▸ **WHAT YOU WILL DO**: Give the number of lines in the data below containing the word "time", with no other text.

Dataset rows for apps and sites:
..............................

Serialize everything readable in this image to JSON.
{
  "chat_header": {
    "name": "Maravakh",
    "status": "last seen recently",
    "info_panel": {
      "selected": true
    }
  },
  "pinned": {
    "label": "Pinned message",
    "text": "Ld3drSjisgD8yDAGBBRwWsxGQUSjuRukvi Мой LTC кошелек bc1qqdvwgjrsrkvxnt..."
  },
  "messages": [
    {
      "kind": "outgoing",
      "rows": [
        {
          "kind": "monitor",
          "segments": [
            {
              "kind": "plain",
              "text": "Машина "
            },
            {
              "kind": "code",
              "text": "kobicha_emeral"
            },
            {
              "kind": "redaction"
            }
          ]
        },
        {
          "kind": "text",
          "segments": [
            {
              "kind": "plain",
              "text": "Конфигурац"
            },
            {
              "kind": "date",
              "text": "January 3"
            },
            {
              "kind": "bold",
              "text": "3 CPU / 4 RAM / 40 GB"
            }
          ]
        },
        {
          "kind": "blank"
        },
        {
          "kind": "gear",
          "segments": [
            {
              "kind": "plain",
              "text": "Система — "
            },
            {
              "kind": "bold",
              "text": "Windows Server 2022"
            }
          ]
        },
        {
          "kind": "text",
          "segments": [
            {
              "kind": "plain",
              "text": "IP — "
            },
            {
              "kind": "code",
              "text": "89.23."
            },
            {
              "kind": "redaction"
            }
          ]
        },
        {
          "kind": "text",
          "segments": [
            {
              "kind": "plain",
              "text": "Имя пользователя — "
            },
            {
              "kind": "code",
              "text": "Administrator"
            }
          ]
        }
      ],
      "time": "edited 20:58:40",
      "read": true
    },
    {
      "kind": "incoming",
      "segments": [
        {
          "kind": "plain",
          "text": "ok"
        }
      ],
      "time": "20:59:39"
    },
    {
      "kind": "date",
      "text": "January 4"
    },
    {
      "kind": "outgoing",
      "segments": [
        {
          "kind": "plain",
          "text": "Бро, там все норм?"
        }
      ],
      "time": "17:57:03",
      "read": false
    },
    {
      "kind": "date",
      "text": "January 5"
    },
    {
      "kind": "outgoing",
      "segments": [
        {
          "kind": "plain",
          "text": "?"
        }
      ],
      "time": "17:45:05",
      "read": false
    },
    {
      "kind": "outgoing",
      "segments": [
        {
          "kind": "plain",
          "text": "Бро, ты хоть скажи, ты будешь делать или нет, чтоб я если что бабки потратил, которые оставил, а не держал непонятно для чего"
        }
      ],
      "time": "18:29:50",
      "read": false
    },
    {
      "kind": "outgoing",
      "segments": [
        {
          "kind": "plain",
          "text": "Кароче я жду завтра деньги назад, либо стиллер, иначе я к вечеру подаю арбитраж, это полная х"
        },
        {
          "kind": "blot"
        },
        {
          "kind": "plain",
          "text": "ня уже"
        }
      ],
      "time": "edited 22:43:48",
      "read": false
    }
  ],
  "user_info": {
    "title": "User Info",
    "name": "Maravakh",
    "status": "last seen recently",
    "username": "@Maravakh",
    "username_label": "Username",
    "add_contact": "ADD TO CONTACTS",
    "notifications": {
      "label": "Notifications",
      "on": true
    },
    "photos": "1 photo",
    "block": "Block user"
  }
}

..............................

▸ **OUTPUT OF THE EXERCISE**: 6